<p>one really good life lesson is here for you: NEVER AGAIN let other people make decisions about your life for you (even indirectly). you said that you may have allowed other people’s opinion dictate how many units you felt you were capable of handling. you now know that you are the only person actually TAKING the classes, so you’re the only person who can make the decision about how much is too much. </p>

<p>i’ve seen kids come on this website with a ridiculously back-breaking load, asking whether it’s “too much”, and parents telling them that they should roll with it, without knowing a thing about that kid. don’t listen to other people. listen to your own gut. always.</p>

<p>good luck to you in the future.</p>

<p>It is perfectly fine to acknowledge that you bit off more than you could chew. It sounds like your Biology advisor is giving you solid advice. It’s also possible that you need to reevaluate your curriculum and change your major. Don’t be afraid to discuss this with your Biology advisor. Professors want the students at their college to succeed, somewhere at that college. Sometimes the right place is not where one originally planned.

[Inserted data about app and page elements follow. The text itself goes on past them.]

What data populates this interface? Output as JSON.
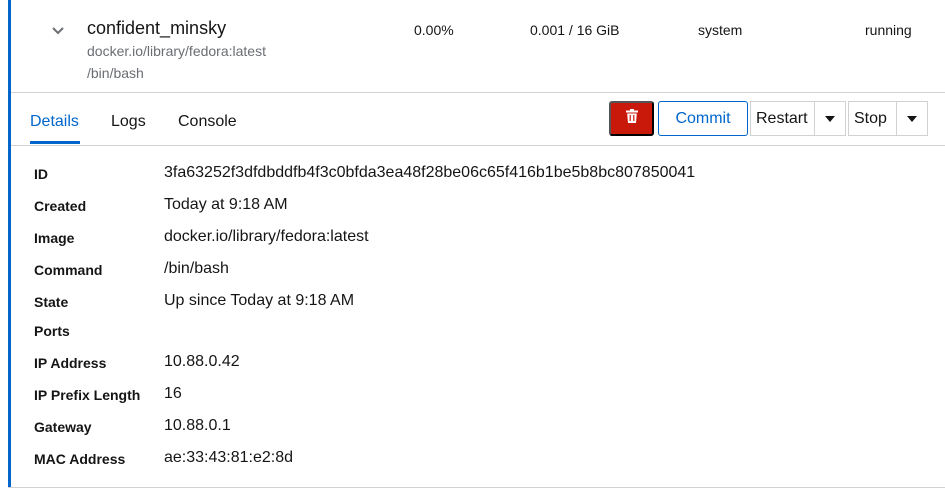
{
  "container": {
    "name": "confident_minsky",
    "image": "docker.io/library/fedora:latest",
    "command": "/bin/bash",
    "cpu": "0.00%",
    "memory": "0.001 / 16 GiB",
    "owner": "system",
    "state": "running"
  },
  "tabs": [
    "Details",
    "Logs",
    "Console"
  ],
  "actions": {
    "delete_icon": "trash-icon",
    "commit": "Commit",
    "restart": "Restart",
    "stop": "Stop"
  },
  "details": [
    {
      "label": "ID",
      "value": "3fa63252f3dfdbddfb4f3c0bfda3ea48f28be06c65f416b1be5b8bc807850041"
    },
    {
      "label": "Created",
      "value": "Today at 9:18 AM"
    },
    {
      "label": "Image",
      "value": "docker.io/library/fedora:latest"
    },
    {
      "label": "Command",
      "value": "/bin/bash"
    },
    {
      "label": "State",
      "value": "Up since Today at 9:18 AM"
    },
    {
      "label": "Ports",
      "value": ""
    },
    {
      "label": "IP Address",
      "value": "10.88.0.42"
    },
    {
      "label": "IP Prefix Length",
      "value": "16"
    },
    {
      "label": "Gateway",
      "value": "10.88.0.1"
    },
    {
      "label": "MAC Address",
      "value": "ae:33:43:81:e2:8d"
    }
  ],
  "colors": {
    "accent": "#0066cc",
    "danger": "#c9190b",
    "border": "#d2d2d2",
    "muted_text": "#6a6e73"
  }
}
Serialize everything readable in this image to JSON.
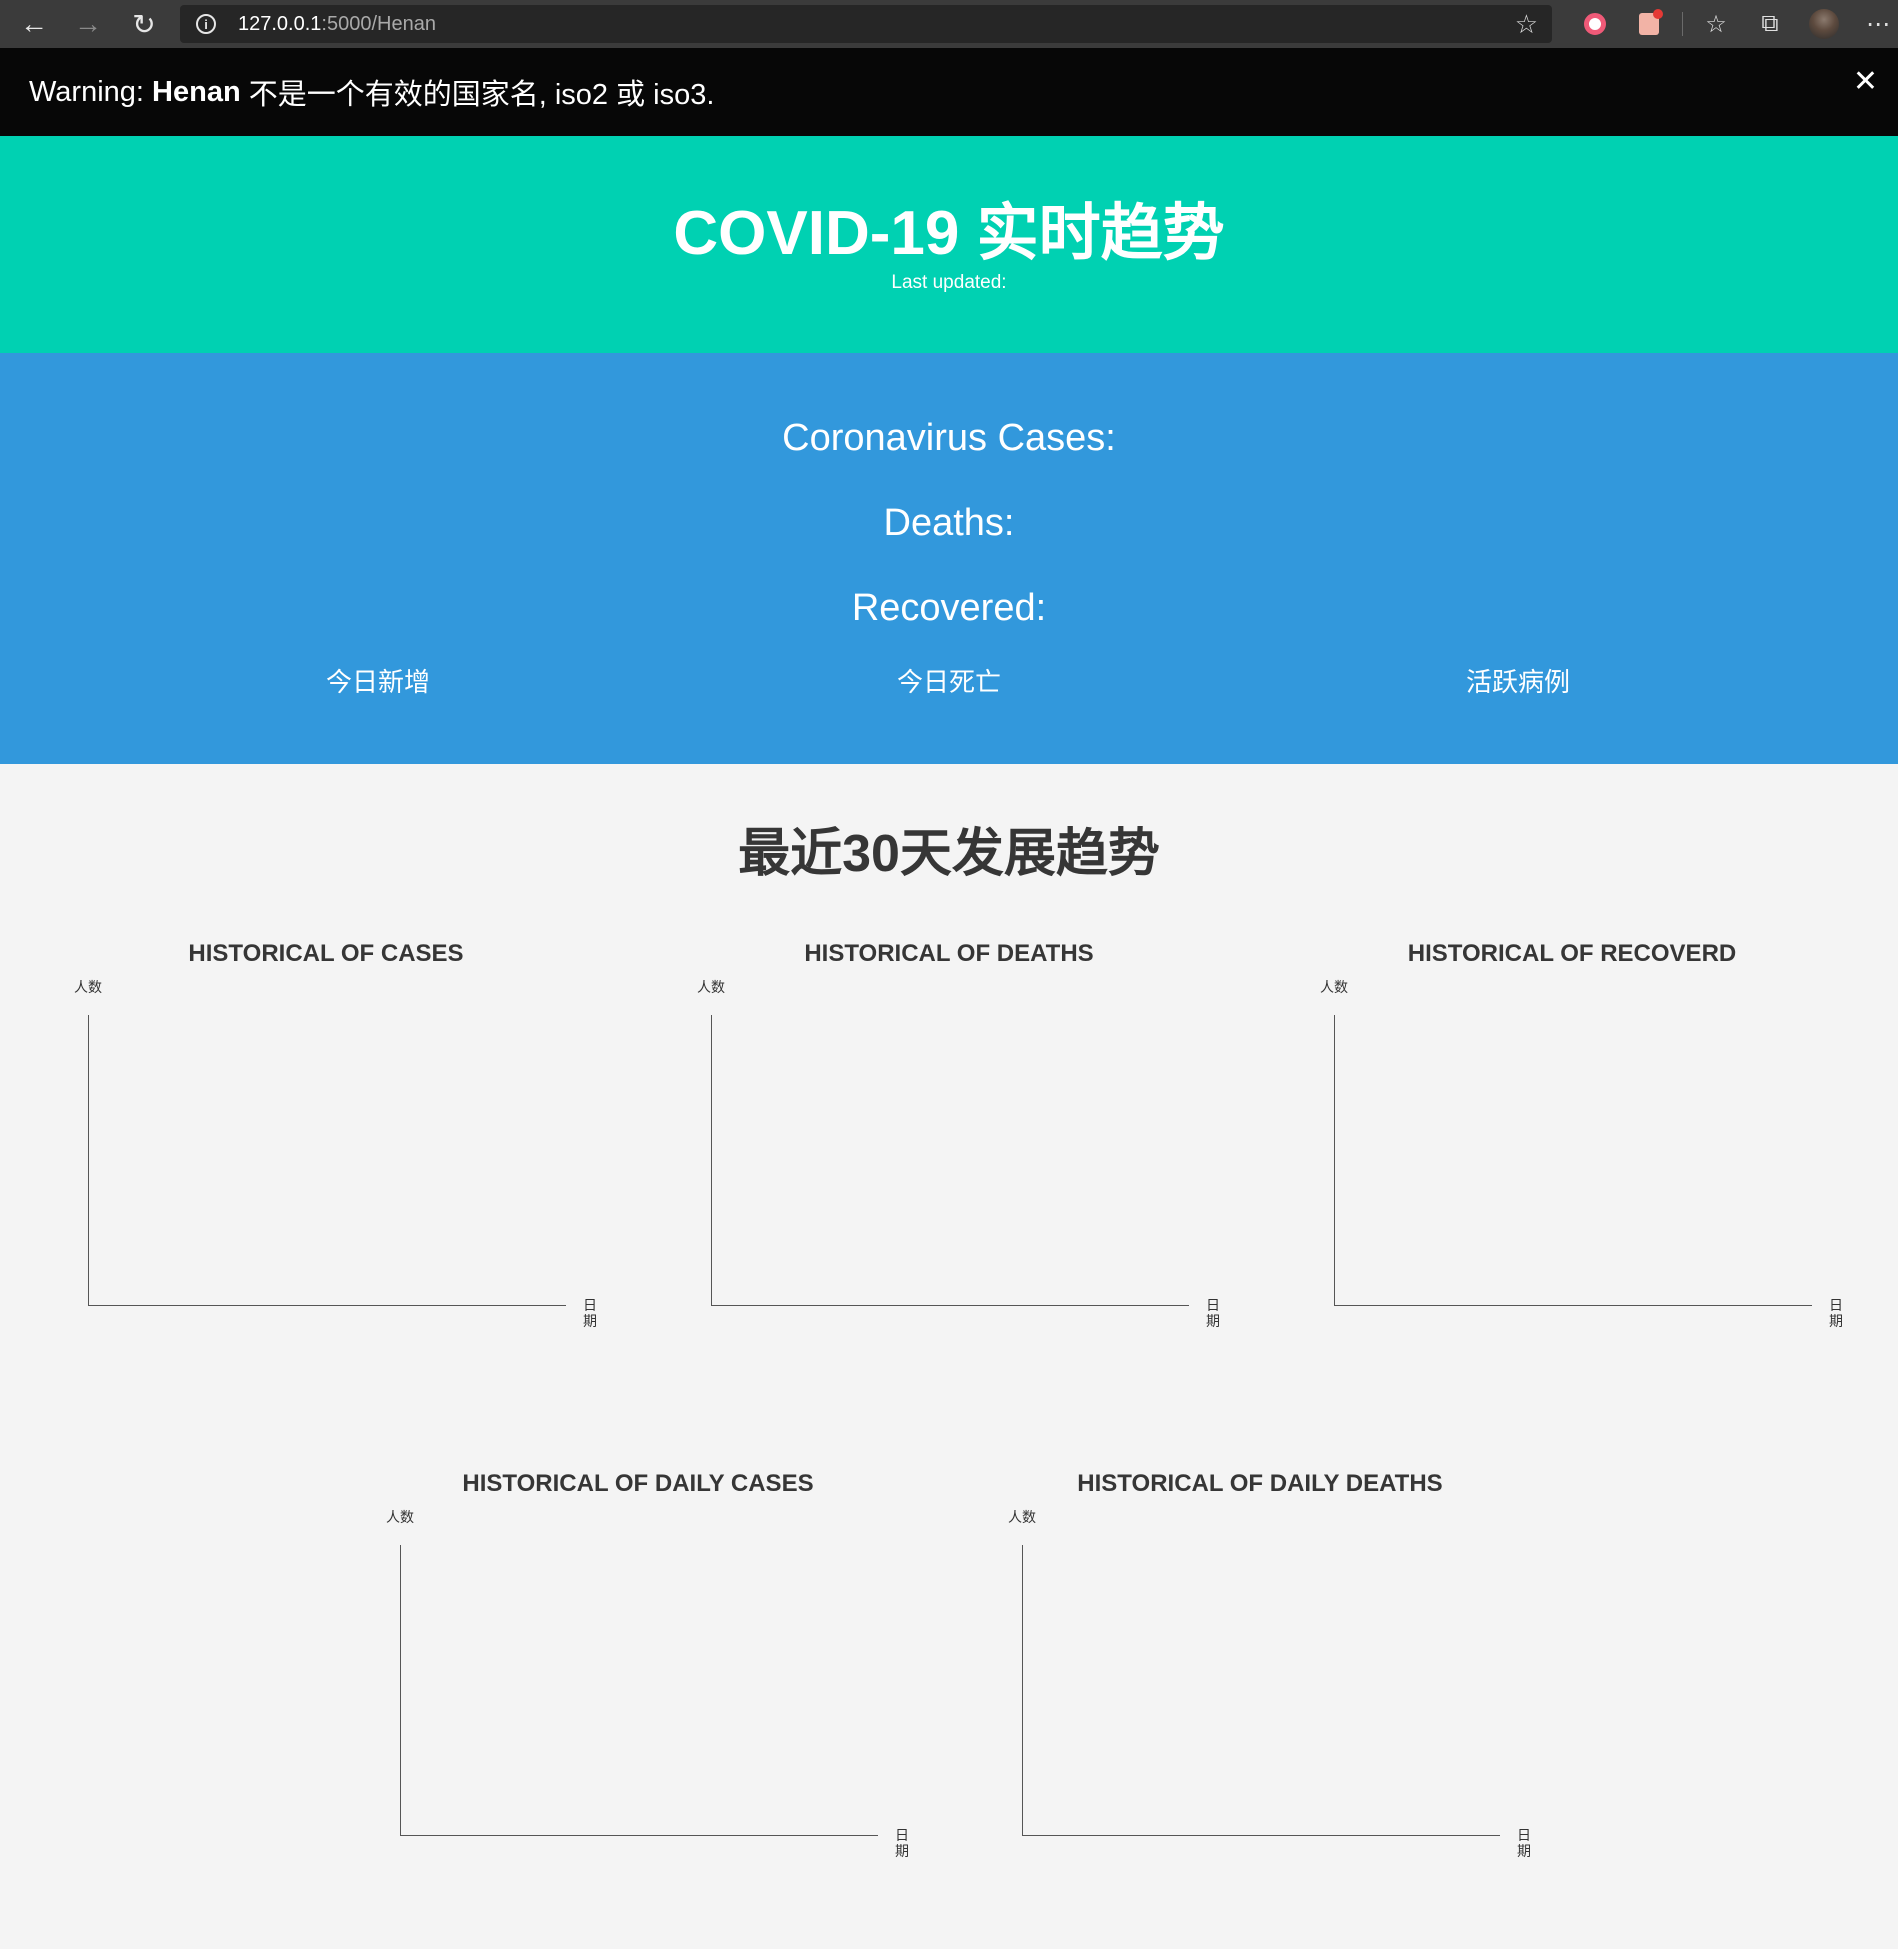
{
  "browser": {
    "url_host": "127.0.0.1",
    "url_path": ":5000/Henan"
  },
  "warning": {
    "prefix": "Warning: ",
    "country": "Henan",
    "message": " 不是一个有效的国家名, iso2 或 iso3.",
    "close_label": "✕"
  },
  "header": {
    "title": "COVID-19 实时趋势",
    "last_updated": "Last updated:"
  },
  "stats": {
    "cases_label": "Coronavirus Cases:",
    "deaths_label": "Deaths:",
    "recovered_label": "Recovered:",
    "today_cases_label": "今日新增",
    "today_deaths_label": "今日死亡",
    "active_label": "活跃病例"
  },
  "trend": {
    "title": "最近30天发展趋势"
  },
  "charts": [
    {
      "title": "HISTORICAL OF CASES",
      "ylabel": "人数",
      "xlabel": "日期"
    },
    {
      "title": "HISTORICAL OF DEATHS",
      "ylabel": "人数",
      "xlabel": "日期"
    },
    {
      "title": "HISTORICAL OF RECOVERD",
      "ylabel": "人数",
      "xlabel": "日期"
    },
    {
      "title": "HISTORICAL OF DAILY CASES",
      "ylabel": "人数",
      "xlabel": "日期"
    },
    {
      "title": "HISTORICAL OF DAILY DEATHS",
      "ylabel": "人数",
      "xlabel": "日期"
    }
  ],
  "chart_data": [
    {
      "type": "line",
      "title": "HISTORICAL OF CASES",
      "xlabel": "日期",
      "ylabel": "人数",
      "x": [],
      "series": []
    },
    {
      "type": "line",
      "title": "HISTORICAL OF DEATHS",
      "xlabel": "日期",
      "ylabel": "人数",
      "x": [],
      "series": []
    },
    {
      "type": "line",
      "title": "HISTORICAL OF RECOVERD",
      "xlabel": "日期",
      "ylabel": "人数",
      "x": [],
      "series": []
    },
    {
      "type": "line",
      "title": "HISTORICAL OF DAILY CASES",
      "xlabel": "日期",
      "ylabel": "人数",
      "x": [],
      "series": []
    },
    {
      "type": "line",
      "title": "HISTORICAL OF DAILY DEATHS",
      "xlabel": "日期",
      "ylabel": "人数",
      "x": [],
      "series": []
    }
  ]
}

No advisor is going to take personally a student’s desire to change majors or try something else. I have advised several struggling majors in my field to consider changing. This is not because I thought they were failures as students or people, but because they would be better off in another discipline and ultimately, I want them to be content and productive. </p>

<p>The fact that you are being so proactive and realistic about your academic plans speaks well of you. Good luck.</p>